_Supplied records_:
***

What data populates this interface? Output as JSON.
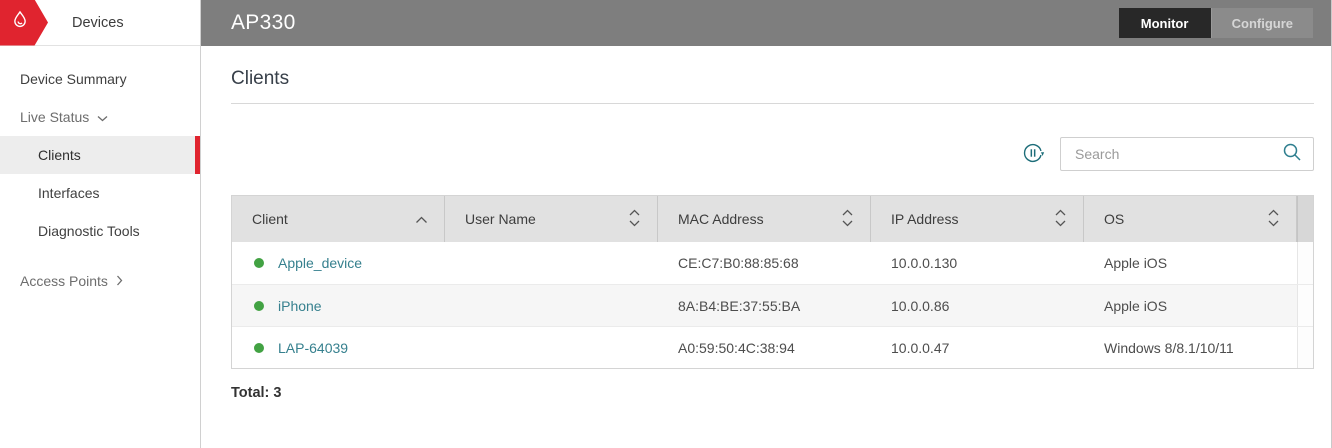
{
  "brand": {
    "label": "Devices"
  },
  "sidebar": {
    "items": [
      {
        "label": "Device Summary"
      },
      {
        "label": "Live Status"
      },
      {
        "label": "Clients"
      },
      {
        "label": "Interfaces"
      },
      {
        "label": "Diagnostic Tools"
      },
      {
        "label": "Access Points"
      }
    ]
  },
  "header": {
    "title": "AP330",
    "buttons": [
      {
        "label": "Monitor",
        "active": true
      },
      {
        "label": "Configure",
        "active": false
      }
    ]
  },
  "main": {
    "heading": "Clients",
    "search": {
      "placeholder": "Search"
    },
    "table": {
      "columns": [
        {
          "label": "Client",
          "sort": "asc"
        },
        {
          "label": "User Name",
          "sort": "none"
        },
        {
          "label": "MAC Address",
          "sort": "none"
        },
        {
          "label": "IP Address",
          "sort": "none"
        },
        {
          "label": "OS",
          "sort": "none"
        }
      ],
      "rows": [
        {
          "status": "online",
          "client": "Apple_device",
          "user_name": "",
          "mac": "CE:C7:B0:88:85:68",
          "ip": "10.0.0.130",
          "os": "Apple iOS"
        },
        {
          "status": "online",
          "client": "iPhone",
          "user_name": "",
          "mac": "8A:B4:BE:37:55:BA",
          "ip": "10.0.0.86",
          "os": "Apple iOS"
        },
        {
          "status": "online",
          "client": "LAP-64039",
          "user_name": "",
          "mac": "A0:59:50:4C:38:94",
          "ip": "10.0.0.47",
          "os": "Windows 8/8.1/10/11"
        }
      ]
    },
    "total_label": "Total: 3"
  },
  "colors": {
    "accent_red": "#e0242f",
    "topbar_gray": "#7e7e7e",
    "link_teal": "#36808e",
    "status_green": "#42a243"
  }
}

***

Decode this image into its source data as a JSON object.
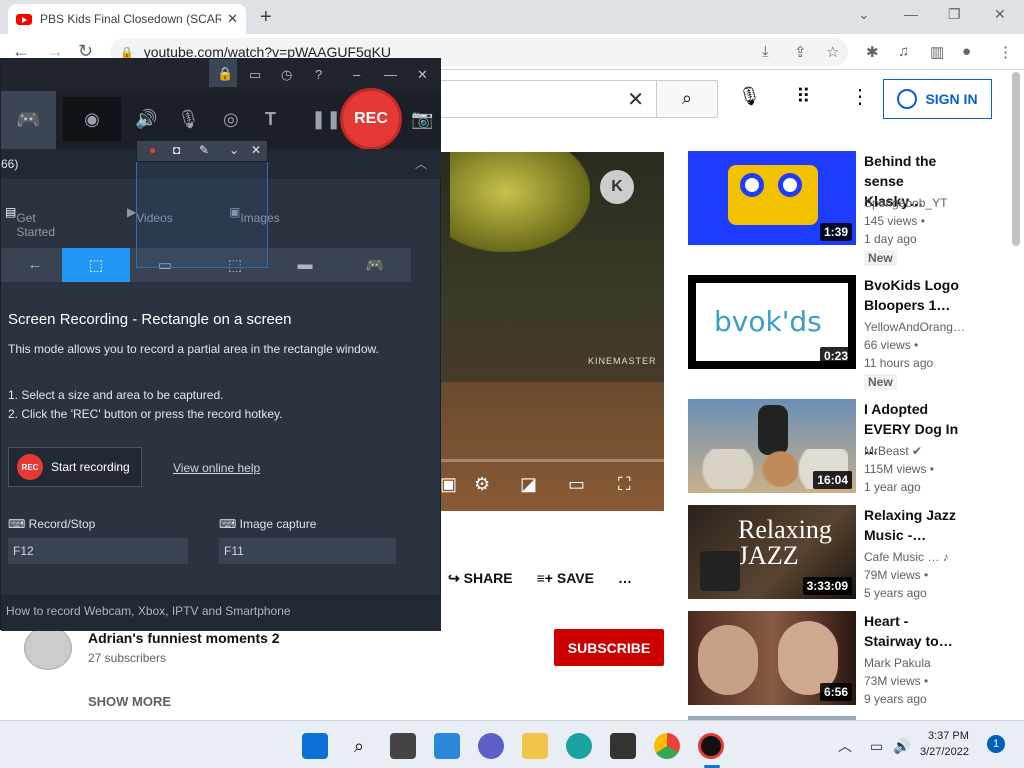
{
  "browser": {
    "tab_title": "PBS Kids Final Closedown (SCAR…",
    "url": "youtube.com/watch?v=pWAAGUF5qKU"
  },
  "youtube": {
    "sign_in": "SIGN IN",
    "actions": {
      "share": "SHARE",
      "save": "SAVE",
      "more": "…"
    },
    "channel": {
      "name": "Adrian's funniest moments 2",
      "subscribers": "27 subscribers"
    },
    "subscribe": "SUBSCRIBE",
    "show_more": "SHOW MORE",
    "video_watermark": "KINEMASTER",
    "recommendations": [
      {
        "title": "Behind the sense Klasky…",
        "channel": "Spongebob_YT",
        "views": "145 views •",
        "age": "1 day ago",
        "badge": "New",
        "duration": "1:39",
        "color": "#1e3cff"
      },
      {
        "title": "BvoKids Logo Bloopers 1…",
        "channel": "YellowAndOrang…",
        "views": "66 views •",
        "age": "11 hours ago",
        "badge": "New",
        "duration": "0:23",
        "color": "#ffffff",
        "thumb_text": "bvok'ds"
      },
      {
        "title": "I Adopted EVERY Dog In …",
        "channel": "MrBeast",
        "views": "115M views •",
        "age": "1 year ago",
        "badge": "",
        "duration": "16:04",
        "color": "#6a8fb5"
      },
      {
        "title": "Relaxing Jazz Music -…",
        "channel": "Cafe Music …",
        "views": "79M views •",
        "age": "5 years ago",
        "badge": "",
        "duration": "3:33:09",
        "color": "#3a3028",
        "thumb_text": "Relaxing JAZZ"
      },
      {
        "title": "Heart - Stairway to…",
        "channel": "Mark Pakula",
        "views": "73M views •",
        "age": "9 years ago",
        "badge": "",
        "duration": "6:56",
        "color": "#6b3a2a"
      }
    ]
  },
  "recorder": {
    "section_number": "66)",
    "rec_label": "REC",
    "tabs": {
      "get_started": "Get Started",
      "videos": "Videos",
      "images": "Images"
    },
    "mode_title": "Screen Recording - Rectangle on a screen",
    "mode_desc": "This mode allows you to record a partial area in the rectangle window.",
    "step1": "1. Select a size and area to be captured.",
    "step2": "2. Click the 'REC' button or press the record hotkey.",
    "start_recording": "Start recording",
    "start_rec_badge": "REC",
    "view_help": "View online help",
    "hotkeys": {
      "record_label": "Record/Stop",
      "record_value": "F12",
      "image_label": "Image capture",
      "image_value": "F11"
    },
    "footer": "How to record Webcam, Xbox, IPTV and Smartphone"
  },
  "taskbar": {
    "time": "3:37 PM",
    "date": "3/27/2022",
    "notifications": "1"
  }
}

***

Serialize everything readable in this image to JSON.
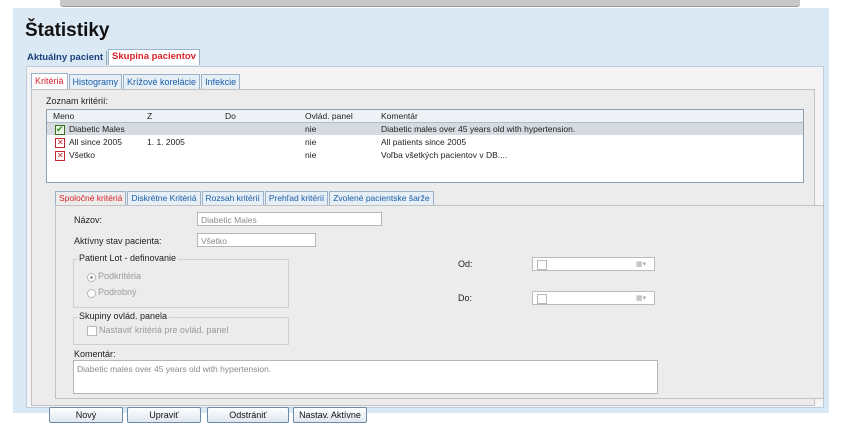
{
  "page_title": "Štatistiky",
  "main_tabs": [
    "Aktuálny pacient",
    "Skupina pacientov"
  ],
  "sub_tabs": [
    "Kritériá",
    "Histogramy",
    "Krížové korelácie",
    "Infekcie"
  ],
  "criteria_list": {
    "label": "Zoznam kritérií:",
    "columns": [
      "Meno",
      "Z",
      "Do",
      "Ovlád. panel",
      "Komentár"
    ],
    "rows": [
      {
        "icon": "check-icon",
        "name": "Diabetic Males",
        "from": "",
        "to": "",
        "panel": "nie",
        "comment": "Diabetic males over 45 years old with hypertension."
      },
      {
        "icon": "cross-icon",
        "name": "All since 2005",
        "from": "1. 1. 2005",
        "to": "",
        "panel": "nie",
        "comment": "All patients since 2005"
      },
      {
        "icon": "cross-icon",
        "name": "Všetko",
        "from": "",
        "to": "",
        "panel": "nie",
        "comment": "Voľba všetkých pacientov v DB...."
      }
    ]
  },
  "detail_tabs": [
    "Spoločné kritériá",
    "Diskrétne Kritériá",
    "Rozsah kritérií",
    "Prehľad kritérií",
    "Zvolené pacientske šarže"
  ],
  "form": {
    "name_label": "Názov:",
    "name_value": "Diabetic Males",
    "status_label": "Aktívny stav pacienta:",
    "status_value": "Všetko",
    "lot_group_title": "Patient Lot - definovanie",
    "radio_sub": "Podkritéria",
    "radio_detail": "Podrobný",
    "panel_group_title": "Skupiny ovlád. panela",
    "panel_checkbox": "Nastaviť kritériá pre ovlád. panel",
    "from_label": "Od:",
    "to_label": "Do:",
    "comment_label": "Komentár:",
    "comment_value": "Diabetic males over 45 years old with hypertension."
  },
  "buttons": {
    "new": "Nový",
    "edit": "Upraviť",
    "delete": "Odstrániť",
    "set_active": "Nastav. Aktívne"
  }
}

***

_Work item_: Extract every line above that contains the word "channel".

_Reply to the task_:
    "channel": {
        "channel": "Spongebob_YT",
        "channel": "YellowAndOrang…",
        "channel": "MrBeast",
        "channel": "Cafe Music …",
        "channel": "Mark Pakula",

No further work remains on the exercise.